You can tell it is October when we start using words like Selasphorus or Archilochus – these two mouthfuls are the genera of some of the hummingbirds that occur in North America, which could be in your yard right now. Even though mostly all of our Ruby-throated Hummingbirds have left Maine by the first week of October, you should still keep your hummingbird feeders up! We beat this drum each fall and — given the successes of last year — we are beating it again (and hopefully even louder).
This worked last year! You can read the whole story here. But the summary is: We got a call about a late hummingbird in Cape Elizabeth, which turned out to be a Ruby-throated Hummingbird (still a great record!). We shared that report and encouraged other to put their feeders up on October 16th. One member, Carole G. Jean, read that post and put her feeder back up on the 19th. On the 20th, she had a Selasphorus hummingbird visiting!
To make another long story short, we are still working out the ID of this bird. Selsaphorus hummingbirds can be very difficult to identify to species and often require a licensed bander to come catch the bird and take precise measurements. Some birds can be identified using a photograph of the spread tail feathers but only a couple blurry photos exist of this bird’s tail. The Maine Bird Records Committee is in their third and final round of voting/discussions about this bird…
Expanding our knowledge.

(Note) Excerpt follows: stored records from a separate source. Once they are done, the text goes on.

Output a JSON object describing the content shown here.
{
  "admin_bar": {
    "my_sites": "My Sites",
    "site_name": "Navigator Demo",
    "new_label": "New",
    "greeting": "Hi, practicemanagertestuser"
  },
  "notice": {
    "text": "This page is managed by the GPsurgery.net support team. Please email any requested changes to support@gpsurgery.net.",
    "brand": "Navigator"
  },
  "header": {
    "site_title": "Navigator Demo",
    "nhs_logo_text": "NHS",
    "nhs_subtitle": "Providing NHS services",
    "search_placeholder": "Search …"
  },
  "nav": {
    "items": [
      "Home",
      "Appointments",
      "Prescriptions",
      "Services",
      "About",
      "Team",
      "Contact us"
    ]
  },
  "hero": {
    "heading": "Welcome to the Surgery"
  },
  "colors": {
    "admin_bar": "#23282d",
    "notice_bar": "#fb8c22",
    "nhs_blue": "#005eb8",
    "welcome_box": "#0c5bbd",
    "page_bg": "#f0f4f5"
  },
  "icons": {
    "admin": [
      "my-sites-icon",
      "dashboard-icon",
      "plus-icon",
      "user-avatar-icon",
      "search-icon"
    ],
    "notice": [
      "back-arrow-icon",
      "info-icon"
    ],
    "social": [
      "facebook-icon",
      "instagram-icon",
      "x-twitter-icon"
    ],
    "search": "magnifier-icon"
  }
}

Along with the putative Rufous Hummingbird in Portland, there was also a Ruby-throated Hummingbird found in South Portland visiting blooming Pineapple Sage (Salvia elegans) and later supplemented with a feeder. Blowing past previously known late dates, this bird survived until December 15th, making it to ‘count week’ of the Greater Portland Christmas Bird Count (CBC) and representing the first hummingbird ever on a Maine CBC!
Let us know if you see any hummingbirds!

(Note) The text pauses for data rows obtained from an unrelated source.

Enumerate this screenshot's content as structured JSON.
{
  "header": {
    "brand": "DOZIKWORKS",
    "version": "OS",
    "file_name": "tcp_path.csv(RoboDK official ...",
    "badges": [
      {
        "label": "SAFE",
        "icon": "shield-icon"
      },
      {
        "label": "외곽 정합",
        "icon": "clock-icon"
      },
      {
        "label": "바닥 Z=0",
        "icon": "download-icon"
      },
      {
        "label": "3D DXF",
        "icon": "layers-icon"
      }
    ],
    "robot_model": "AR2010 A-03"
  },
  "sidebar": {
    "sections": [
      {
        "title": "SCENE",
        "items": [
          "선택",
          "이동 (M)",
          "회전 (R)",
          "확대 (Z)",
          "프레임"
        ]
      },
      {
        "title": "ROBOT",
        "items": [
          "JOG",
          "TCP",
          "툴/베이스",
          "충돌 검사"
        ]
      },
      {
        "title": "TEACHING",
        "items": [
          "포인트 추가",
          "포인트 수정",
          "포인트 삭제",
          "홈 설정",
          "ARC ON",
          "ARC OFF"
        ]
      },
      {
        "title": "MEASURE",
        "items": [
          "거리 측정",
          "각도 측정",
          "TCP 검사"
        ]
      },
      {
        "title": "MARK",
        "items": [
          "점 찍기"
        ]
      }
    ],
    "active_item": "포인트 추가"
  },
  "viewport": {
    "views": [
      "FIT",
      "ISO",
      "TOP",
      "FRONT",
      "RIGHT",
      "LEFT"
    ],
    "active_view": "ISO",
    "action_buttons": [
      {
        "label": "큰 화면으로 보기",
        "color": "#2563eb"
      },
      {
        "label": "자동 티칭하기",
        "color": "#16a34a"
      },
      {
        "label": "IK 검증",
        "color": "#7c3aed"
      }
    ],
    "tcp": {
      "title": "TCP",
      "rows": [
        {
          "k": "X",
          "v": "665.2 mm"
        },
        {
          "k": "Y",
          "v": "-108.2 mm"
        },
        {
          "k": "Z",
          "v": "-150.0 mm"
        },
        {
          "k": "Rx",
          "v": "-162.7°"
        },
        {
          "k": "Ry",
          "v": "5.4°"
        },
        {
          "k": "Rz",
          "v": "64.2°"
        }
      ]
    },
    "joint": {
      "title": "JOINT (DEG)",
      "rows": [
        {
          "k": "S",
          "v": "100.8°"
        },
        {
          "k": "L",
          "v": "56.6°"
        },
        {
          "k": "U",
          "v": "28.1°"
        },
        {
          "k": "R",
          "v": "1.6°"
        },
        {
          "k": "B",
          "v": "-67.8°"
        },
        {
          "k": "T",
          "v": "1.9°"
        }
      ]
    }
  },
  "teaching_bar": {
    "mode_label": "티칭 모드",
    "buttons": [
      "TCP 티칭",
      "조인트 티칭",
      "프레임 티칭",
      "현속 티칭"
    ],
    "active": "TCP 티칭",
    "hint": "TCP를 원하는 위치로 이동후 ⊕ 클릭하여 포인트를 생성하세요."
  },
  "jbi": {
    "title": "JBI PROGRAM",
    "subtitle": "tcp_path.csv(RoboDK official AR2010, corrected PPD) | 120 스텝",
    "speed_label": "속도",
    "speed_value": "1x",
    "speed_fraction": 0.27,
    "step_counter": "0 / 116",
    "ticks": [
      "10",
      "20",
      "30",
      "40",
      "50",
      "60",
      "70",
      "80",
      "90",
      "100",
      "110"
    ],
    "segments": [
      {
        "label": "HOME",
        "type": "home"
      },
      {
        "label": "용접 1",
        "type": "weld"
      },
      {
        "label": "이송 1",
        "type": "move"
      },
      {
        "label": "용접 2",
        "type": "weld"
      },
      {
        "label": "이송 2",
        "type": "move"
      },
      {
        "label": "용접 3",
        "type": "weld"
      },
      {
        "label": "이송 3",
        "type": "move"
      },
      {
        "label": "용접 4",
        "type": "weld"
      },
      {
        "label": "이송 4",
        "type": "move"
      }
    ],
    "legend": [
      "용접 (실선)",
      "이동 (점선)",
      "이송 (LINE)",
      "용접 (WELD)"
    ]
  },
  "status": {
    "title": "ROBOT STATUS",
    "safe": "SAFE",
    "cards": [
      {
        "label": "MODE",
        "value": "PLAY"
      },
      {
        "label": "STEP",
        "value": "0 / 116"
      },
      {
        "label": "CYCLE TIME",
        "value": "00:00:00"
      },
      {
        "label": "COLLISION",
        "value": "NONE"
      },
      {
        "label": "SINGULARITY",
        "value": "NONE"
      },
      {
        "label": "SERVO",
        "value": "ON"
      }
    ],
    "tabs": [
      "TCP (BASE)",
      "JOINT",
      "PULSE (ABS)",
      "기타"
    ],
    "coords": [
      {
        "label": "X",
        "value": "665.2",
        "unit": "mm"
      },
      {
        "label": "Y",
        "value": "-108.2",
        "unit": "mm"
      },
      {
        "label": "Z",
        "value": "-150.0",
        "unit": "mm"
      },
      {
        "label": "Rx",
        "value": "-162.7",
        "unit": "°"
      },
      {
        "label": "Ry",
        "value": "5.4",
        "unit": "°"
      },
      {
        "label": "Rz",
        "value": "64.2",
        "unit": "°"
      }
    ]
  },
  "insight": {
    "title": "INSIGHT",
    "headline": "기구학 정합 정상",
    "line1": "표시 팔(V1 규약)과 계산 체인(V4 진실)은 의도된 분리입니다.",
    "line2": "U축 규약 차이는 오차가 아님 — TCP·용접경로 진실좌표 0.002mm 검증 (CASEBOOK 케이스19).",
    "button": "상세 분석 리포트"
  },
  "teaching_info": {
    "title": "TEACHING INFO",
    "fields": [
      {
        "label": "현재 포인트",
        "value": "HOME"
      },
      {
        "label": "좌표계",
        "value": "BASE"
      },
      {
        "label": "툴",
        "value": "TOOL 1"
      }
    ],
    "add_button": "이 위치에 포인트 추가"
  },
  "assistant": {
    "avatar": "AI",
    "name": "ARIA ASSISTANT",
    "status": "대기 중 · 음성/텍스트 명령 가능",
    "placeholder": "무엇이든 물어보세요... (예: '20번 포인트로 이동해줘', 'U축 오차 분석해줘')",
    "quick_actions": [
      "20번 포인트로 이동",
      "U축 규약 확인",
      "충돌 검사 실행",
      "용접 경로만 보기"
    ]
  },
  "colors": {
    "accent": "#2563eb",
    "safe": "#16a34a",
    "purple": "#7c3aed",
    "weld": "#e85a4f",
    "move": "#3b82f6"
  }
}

Shoot me an email at firstname.lastname@example.org if you see any hummingbirds still buzzing around. Even if it appears to be a Ruby-throated Hummingbird, it could actually be the western Black-chinned Hummingbird. Or perhaps it is time for another Calliope Hummingbird (the US’s smallest hummingbird) to return to Maine (there are two previous records, from Monhegan Island on 6 Oct 2005 and Blue Hill from 23 Oct – 1 Nov 2008).

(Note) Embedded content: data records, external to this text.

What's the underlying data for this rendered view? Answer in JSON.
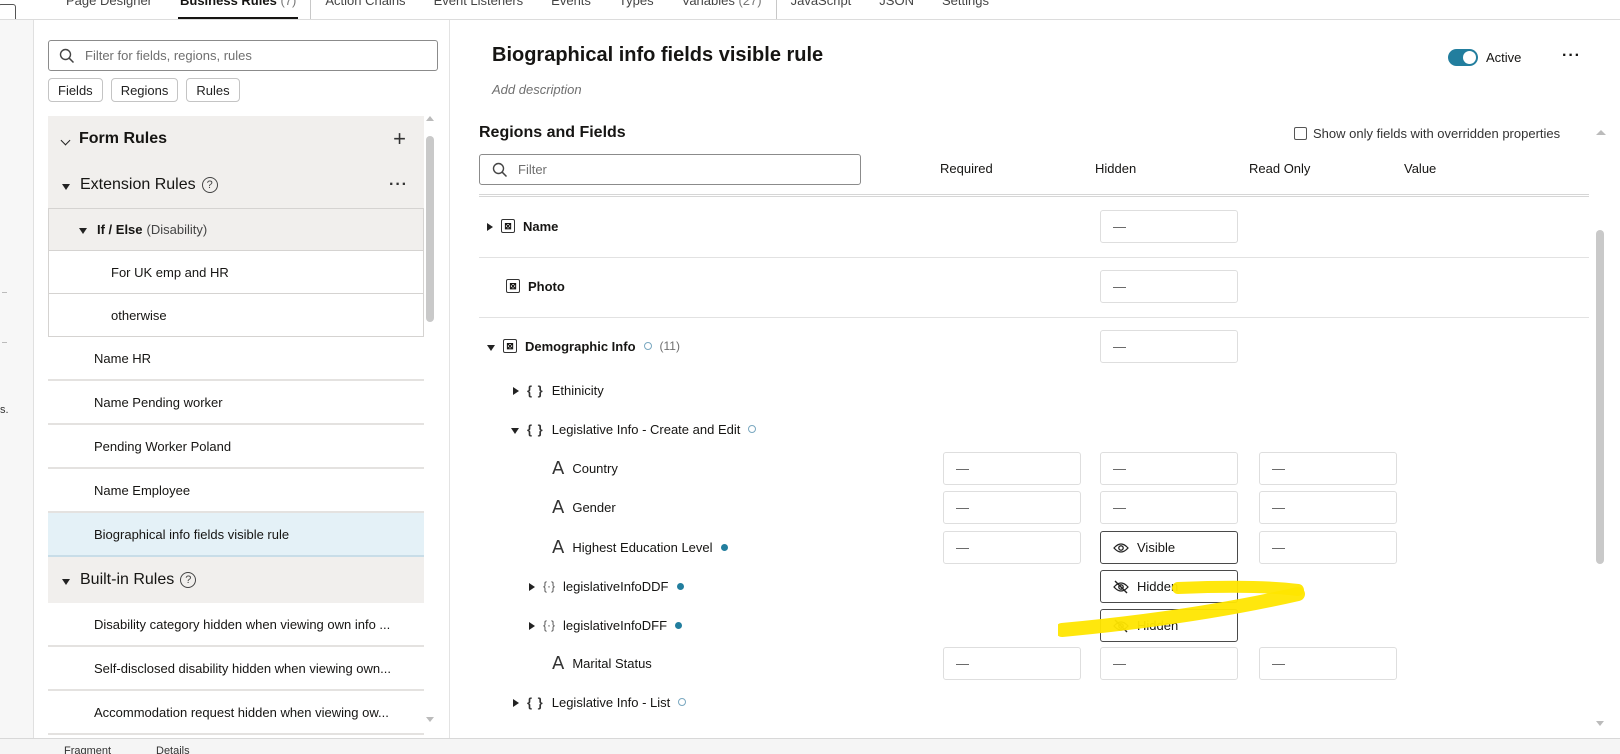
{
  "top_tabs": [
    {
      "label": "Page Designer"
    },
    {
      "label": "Business Rules",
      "count": "(7)"
    },
    {
      "label": "Action Chains"
    },
    {
      "label": "Event Listeners"
    },
    {
      "label": "Events"
    },
    {
      "label": "Types"
    },
    {
      "label": "Variables",
      "count": "(27)"
    },
    {
      "label": "JavaScript"
    },
    {
      "label": "JSON"
    },
    {
      "label": "Settings"
    }
  ],
  "gutter": {
    "mark": "s."
  },
  "rules_panel": {
    "filter_placeholder": "Filter for fields, regions, rules",
    "chips": [
      "Fields",
      "Regions",
      "Rules"
    ],
    "form_rules": "Form Rules",
    "extension_rules": "Extension Rules",
    "if_else": "If / Else",
    "if_else_detail": "(Disability)",
    "branches": [
      "For UK emp and HR",
      "otherwise"
    ],
    "extension_items": [
      "Name HR",
      "Name Pending worker",
      "Pending Worker Poland",
      "Name Employee",
      "Biographical info fields visible rule"
    ],
    "built_in_rules": "Built-in Rules",
    "built_in_items": [
      "Disability category hidden when viewing own info ...",
      "Self-disclosed disability hidden when viewing own...",
      "Accommodation request hidden when viewing ow..."
    ],
    "icons": {
      "help": "?",
      "plus": "+",
      "more": "···"
    }
  },
  "main": {
    "title": "Biographical info fields visible rule",
    "description_placeholder": "Add description",
    "active_label": "Active",
    "more": "···",
    "section_heading": "Regions and Fields",
    "override_label": "Show only fields with overridden properties",
    "filter_placeholder": "Filter",
    "columns": {
      "required": "Required",
      "hidden": "Hidden",
      "read_only": "Read Only",
      "value": "Value"
    },
    "rows": {
      "name": {
        "label": "Name",
        "hidden": "—"
      },
      "photo": {
        "label": "Photo",
        "hidden": "—"
      },
      "demographic": {
        "label": "Demographic Info",
        "count": "(11)",
        "hidden": "—"
      },
      "ethnicity": {
        "label": "Ethinicity"
      },
      "legislative_create": {
        "label": "Legislative Info - Create and Edit"
      },
      "country": {
        "label": "Country",
        "required": "—",
        "hidden": "—",
        "read_only": "—"
      },
      "gender": {
        "label": "Gender",
        "required": "—",
        "hidden": "—",
        "read_only": "—"
      },
      "education": {
        "label": "Highest Education Level",
        "required": "—",
        "hidden": "Visible",
        "read_only": "—"
      },
      "ddf": {
        "label": "legislativeInfoDDF",
        "hidden": "Hidden"
      },
      "dff": {
        "label": "legislativeInfoDFF",
        "hidden": "Hidden"
      },
      "marital": {
        "label": "Marital Status",
        "required": "—",
        "hidden": "—",
        "read_only": "—"
      },
      "legislative_list": {
        "label": "Legislative Info - List"
      }
    },
    "icon_glyphs": {
      "region": "⊠",
      "brace": "{ }",
      "brace_small": "{·}",
      "text": "A"
    }
  },
  "colors": {
    "accent": "#227e9e",
    "selected_row": "#e4f1f7",
    "highlight": "#ffe600"
  },
  "bottom_bar": {
    "item1": "Fragment",
    "item2": "Details"
  }
}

And here are a few FAQs we receive about feeding hummingbirds:
Does this keep them from migrating?
No. If anything, it probably helps. More important than food in hummingbird migration timing is the change in photoperiod. As days get shorter, hummingbirds are ‘cued’ that it is time to migrate south. Food is too variable a migratory prompt for hummingbirds, but they need an abundance of it to bulk up before making their long journeys. By putting feeders up late in the fall, you could be giving these late or vagrant hummingbirds a boost of food that they need before they can make the next jump in their migration.
Can I use raw sugar or honey instead of white sugar?
No. Use a mixture of four parts water to one part plain white sugar. From this great Audubon article Turn Your Yard Into A Hummingbird Spectacular:
“…never use honey, which promotes dangerous fungal growth, molasses, or brown, raw, or organic sugar, which contain levels of iron that could be lethal. Plain white sugar perfectly mimics the chemical composition of natural nectar; don’t waste money on commercial mixes. It’s not necessary to boil the water, but keep any extra nectar refrigerated, and empty the feeder every few days, more often in hot weather. Never use red dye; nectar is naturally clear, and the coloring could be harmful.”
Give those feeders a good scrubbing, fill them up, hang them outside, and let us know if you see anything!